BEGIN Extracted records

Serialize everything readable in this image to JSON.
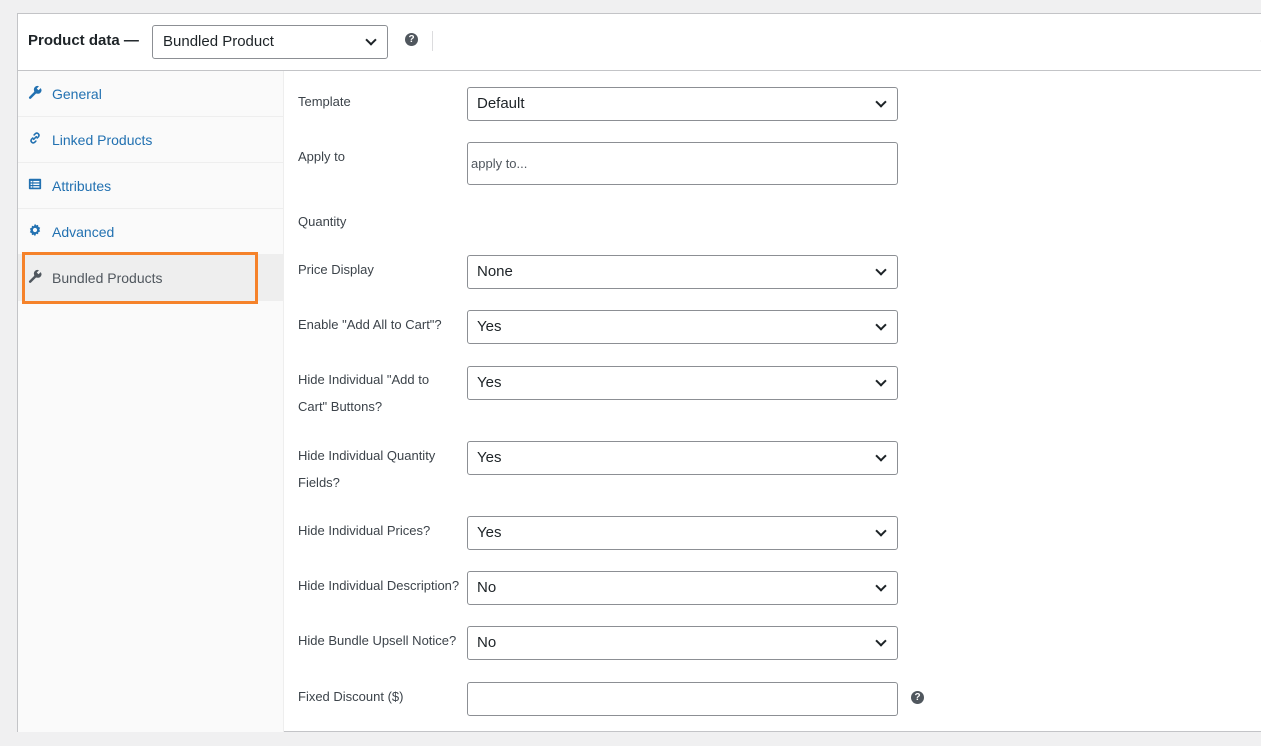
{
  "header": {
    "title": "Product data —",
    "product_type": "Bundled Product",
    "help_icon": "help-icon"
  },
  "sidebar": {
    "tabs": [
      {
        "label": "General",
        "icon": "wrench-icon",
        "active": false
      },
      {
        "label": "Linked Products",
        "icon": "link-icon",
        "active": false
      },
      {
        "label": "Attributes",
        "icon": "list-icon",
        "active": false
      },
      {
        "label": "Advanced",
        "icon": "gear-icon",
        "active": false
      },
      {
        "label": "Bundled Products",
        "icon": "wrench-icon",
        "active": true
      }
    ]
  },
  "form": {
    "template": {
      "label": "Template",
      "value": "Default"
    },
    "apply_to": {
      "label": "Apply to",
      "placeholder": "apply to..."
    },
    "quantity": {
      "label": "Quantity"
    },
    "price_display": {
      "label": "Price Display",
      "value": "None"
    },
    "enable_add_all": {
      "label": "Enable \"Add All to Cart\"?",
      "value": "Yes"
    },
    "hide_add_to_cart": {
      "label_line1": "Hide Individual \"Add to",
      "label_line2": "Cart\" Buttons?",
      "value": "Yes"
    },
    "hide_quantity": {
      "label_line1": "Hide Individual Quantity",
      "label_line2": "Fields?",
      "value": "Yes"
    },
    "hide_prices": {
      "label": "Hide Individual Prices?",
      "value": "Yes"
    },
    "hide_description": {
      "label": "Hide Individual Description?",
      "value": "No"
    },
    "hide_upsell": {
      "label": "Hide Bundle Upsell Notice?",
      "value": "No"
    },
    "fixed_discount": {
      "label": "Fixed Discount ($)",
      "value": ""
    }
  },
  "colors": {
    "link": "#2271b1",
    "highlight": "#f5822a",
    "text": "#1d2327"
  }
}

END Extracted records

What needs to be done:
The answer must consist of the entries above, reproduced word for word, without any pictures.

Response:
Serialize everything readable in this image to JSON.
{
  "header": {
    "title": "Product data —",
    "product_type": "Bundled Product",
    "help_icon": "help-icon"
  },
  "sidebar": {
    "tabs": [
      {
        "label": "General",
        "icon": "wrench-icon",
        "active": false
      },
      {
        "label": "Linked Products",
        "icon": "link-icon",
        "active": false
      },
      {
        "label": "Attributes",
        "icon": "list-icon",
        "active": false
      },
      {
        "label": "Advanced",
        "icon": "gear-icon",
        "active": false
      },
      {
        "label": "Bundled Products",
        "icon": "wrench-icon",
        "active": true
      }
    ]
  },
  "form": {
    "template": {
      "label": "Template",
      "value": "Default"
    },
    "apply_to": {
      "label": "Apply to",
      "placeholder": "apply to..."
    },
    "quantity": {
      "label": "Quantity"
    },
    "price_display": {
      "label": "Price Display",
      "value": "None"
    },
    "enable_add_all": {
      "label": "Enable \"Add All to Cart\"?",
      "value": "Yes"
    },
    "hide_add_to_cart": {
      "label_line1": "Hide Individual \"Add to",
      "label_line2": "Cart\" Buttons?",
      "value": "Yes"
    },
    "hide_quantity": {
      "label_line1": "Hide Individual Quantity",
      "label_line2": "Fields?",
      "value": "Yes"
    },
    "hide_prices": {
      "label": "Hide Individual Prices?",
      "value": "Yes"
    },
    "hide_description": {
      "label": "Hide Individual Description?",
      "value": "No"
    },
    "hide_upsell": {
      "label": "Hide Bundle Upsell Notice?",
      "value": "No"
    },
    "fixed_discount": {
      "label": "Fixed Discount ($)",
      "value": ""
    }
  },
  "colors": {
    "link": "#2271b1",
    "highlight": "#f5822a",
    "text": "#1d2327"
  }
}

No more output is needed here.